TASK BRIEF: Should a line below contain the word "username", report it.

Page and application data records:
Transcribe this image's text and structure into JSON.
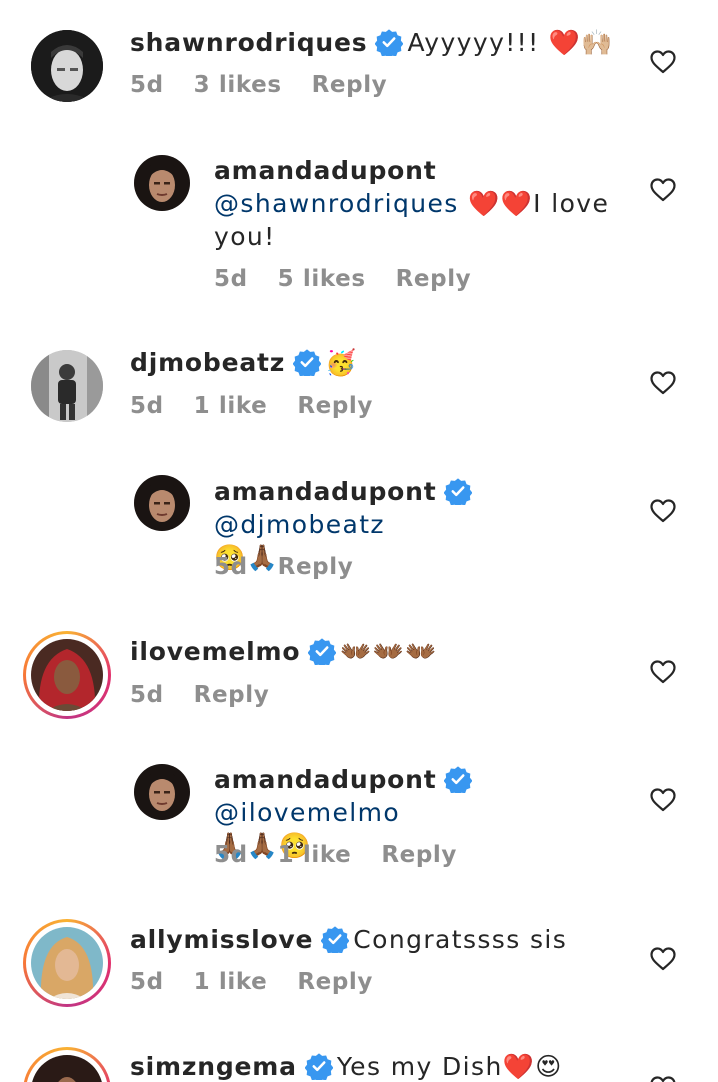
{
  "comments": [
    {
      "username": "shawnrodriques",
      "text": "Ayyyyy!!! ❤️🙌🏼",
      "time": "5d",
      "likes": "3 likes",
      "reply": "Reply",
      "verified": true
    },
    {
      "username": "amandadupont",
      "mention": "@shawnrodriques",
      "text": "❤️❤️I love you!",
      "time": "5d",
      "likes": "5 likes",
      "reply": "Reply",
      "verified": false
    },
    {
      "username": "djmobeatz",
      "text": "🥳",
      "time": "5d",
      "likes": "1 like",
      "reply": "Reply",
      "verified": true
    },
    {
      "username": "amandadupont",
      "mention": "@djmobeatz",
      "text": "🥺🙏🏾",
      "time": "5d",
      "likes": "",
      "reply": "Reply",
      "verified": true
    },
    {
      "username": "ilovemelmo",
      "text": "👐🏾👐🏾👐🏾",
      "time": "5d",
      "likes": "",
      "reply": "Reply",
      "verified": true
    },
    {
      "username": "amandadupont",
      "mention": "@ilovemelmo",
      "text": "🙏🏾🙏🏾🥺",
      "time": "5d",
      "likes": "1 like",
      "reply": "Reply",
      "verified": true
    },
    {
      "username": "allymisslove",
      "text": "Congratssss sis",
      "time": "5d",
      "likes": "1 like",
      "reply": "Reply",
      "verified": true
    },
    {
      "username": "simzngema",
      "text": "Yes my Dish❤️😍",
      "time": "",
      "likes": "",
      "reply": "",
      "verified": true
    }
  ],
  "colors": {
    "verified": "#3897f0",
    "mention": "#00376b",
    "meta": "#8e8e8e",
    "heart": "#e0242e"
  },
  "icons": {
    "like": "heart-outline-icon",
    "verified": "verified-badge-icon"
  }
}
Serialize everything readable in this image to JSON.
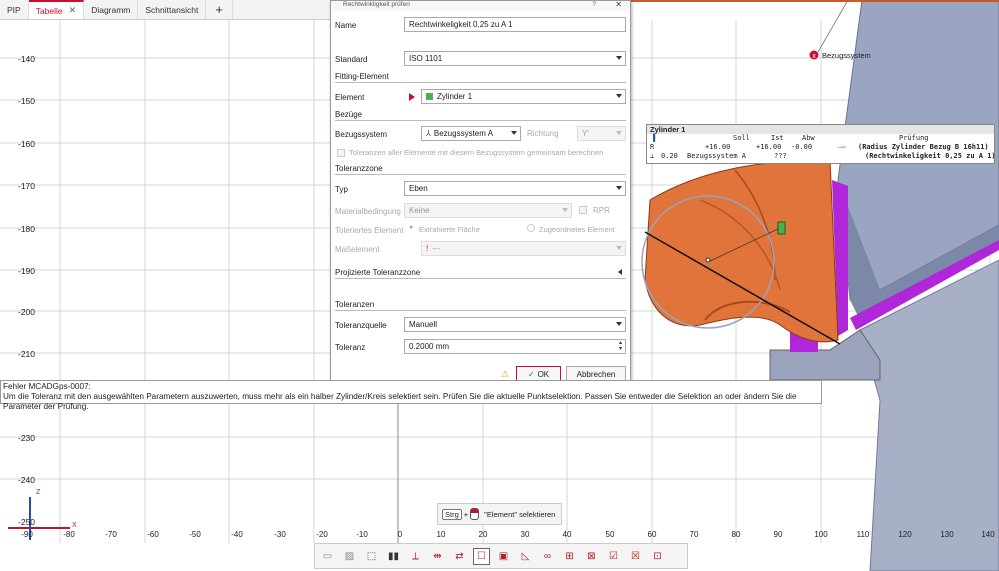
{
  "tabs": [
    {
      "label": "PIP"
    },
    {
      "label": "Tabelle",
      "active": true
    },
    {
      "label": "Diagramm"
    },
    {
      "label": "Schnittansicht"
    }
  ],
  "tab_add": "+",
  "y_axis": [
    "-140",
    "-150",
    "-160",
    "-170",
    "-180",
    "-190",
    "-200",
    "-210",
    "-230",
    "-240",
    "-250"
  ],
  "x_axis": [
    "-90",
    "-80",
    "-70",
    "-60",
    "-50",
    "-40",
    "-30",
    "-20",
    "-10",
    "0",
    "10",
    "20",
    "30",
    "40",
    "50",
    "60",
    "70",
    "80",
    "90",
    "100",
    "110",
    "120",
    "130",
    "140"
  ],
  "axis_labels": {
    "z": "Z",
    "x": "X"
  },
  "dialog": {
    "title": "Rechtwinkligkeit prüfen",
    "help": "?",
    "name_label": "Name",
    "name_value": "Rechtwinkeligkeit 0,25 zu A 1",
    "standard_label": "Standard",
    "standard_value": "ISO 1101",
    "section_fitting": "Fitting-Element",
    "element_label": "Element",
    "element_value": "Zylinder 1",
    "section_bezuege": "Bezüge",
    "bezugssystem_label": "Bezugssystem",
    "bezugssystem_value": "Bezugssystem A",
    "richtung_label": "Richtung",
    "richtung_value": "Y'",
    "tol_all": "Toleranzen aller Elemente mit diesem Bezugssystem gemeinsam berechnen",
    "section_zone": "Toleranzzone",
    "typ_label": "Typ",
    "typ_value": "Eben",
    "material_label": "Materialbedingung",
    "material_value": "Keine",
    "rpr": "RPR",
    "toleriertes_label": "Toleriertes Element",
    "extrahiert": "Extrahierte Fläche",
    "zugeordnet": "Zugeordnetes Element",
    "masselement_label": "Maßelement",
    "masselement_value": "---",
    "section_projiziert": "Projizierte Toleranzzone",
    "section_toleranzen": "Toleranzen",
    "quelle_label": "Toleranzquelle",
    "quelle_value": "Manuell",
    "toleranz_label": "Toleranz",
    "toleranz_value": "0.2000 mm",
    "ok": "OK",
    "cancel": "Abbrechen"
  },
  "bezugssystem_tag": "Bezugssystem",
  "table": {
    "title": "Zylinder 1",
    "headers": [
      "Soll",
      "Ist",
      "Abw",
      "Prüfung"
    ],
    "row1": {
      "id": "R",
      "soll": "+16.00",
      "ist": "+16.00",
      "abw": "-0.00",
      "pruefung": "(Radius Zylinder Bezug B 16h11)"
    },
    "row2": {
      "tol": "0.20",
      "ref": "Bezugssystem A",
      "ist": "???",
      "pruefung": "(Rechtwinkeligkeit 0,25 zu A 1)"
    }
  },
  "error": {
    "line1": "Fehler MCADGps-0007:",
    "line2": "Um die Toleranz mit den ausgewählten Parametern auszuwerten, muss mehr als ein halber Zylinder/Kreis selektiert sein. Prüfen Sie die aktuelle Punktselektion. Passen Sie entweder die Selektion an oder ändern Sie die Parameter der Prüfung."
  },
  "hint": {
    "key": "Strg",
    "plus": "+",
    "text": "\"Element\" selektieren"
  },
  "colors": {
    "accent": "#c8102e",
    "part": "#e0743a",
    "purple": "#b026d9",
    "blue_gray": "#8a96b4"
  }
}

RESPONSE:
      "username": "shawnrodriques",
      "username": "amandadupont",
      "username": "djmobeatz",
      "username": "amandadupont",
      "username": "ilovemelmo",
      "username": "amandadupont",
      "username": "allymisslove",
      "username": "simzngema",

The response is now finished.